This is a sustainable revenue stream, as, assuming it does well there are repeat revenues without having to sell ‘assets’ or inventory. Once introduced to market through physical retail or online or at events it requires relatively low account management.
Some great examples of brand extension include Nivea and CRUK sun cream, Oliver Bonas Innocent and Age UK and TfL and Adidas. Nivea is now the UK’s number 1 selling Sun Cream having worked with Cancer Research UK for many years, the partnership gives the product stand out and ‘approval’ and CRUK also enjoy the funding but also a marketing campaign around skin cancer that looks to educate about safe behaviour in the sun.

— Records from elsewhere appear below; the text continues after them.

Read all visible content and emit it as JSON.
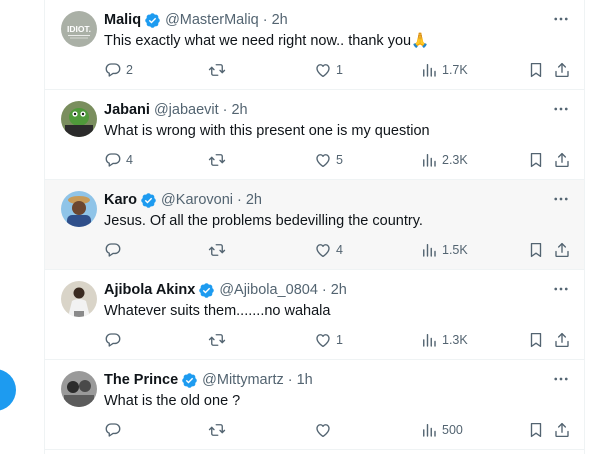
{
  "replies": [
    {
      "name": "Maliq",
      "handle": "@MasterMaliq",
      "time": "2h",
      "text": "This exactly what we need right now.. thank you🙏",
      "reply_count": "2",
      "retweet_count": "",
      "like_count": "1",
      "views": "1.7K",
      "avatar": {
        "label": "IDIOT."
      }
    },
    {
      "name": "Jabani",
      "handle": "@jabaevit",
      "time": "2h",
      "text": "What is wrong with this present one is my question",
      "reply_count": "4",
      "retweet_count": "",
      "like_count": "5",
      "views": "2.3K"
    },
    {
      "name": "Karo",
      "handle": "@Karovoni",
      "time": "2h",
      "text": "Jesus. Of all the problems bedevilling the country.",
      "reply_count": "",
      "retweet_count": "",
      "like_count": "4",
      "views": "1.5K"
    },
    {
      "name": "Ajibola Akinx",
      "handle": "@Ajibola_0804",
      "time": "2h",
      "text": "Whatever suits them.......no wahala",
      "reply_count": "",
      "retweet_count": "",
      "like_count": "1",
      "views": "1.3K"
    },
    {
      "name": "The Prince",
      "handle": "@Mittymartz",
      "time": "1h",
      "text": "What is the old one ?",
      "reply_count": "",
      "retweet_count": "",
      "like_count": "",
      "views": "500"
    }
  ],
  "separator": "·",
  "colors": {
    "accent": "#1d9bf0",
    "text_primary": "#0f1419",
    "text_secondary": "#536471",
    "border": "#eff3f4",
    "hover_bg": "#f7f7f7"
  },
  "icons": [
    "verified-badge-icon",
    "more-icon",
    "reply-icon",
    "retweet-icon",
    "like-icon",
    "views-icon",
    "bookmark-icon",
    "share-icon"
  ]
}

‘Not all brand extensions are about driving revenue – they can also drive brand love and engagement. Innocent partnered with Oliver Bonas to create a range of full size hats to drive awareness of their big knit campaign to a younger audience and raise an additional £26k for Age UK’. Will Stewart, Point 1888
Moving to generate new revenues to help combat the reduction of around £700m per year in Government Grant, TfL has focused on licensing among many other income-generating strategies. Since March 2018, TfL has become one of the only transport authorities in the world not to receive a direct Government operational grant for day-to-day running costs.
One of the most high profile is the partnership with Adidas under license to create a series of 14 London Underground inspired trainers. There was a launch for the shoes at the disused Charing Cross station and a Pop-up store in Shoreditch. The campaign created huge demand for a limited edition range, hundreds of millions of impressions and 350,000 pairs sold.
Disney and Primark, have also worked together on a range of merchandise under a license which has helped Primark increase revenues, even enjoying growth in a challenging retail market. They have created film-themed clothing, bedding, and whimsical homeware which give the retailer PR coverage and editorial and increased appeal.